*Exercise*:
Filter the records below for the word "dịch". Copy each line that holds it.

*Data for this exercise*:
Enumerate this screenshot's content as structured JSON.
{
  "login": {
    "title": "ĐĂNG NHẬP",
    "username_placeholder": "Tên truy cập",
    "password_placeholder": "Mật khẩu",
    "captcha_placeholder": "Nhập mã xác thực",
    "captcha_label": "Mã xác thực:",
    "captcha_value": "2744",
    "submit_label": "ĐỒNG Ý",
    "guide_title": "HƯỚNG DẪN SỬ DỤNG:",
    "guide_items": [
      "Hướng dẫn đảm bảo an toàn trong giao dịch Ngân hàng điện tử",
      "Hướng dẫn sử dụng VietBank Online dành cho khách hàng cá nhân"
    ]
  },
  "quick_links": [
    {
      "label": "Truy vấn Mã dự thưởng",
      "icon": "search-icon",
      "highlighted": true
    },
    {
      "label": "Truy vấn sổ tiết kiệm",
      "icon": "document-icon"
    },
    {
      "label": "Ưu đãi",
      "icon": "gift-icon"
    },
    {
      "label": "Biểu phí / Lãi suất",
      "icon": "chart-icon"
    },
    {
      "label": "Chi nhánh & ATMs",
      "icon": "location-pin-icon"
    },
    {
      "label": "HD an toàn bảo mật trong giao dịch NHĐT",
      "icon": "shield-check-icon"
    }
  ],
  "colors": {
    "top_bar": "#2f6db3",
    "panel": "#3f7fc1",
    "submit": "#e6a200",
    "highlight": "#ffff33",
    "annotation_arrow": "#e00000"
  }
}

*Task result*:
      "Hướng dẫn đảm bảo an toàn trong giao dịch Ngân hàng điện tử",
      "label": "HD an toàn bảo mật trong giao dịch NHĐT",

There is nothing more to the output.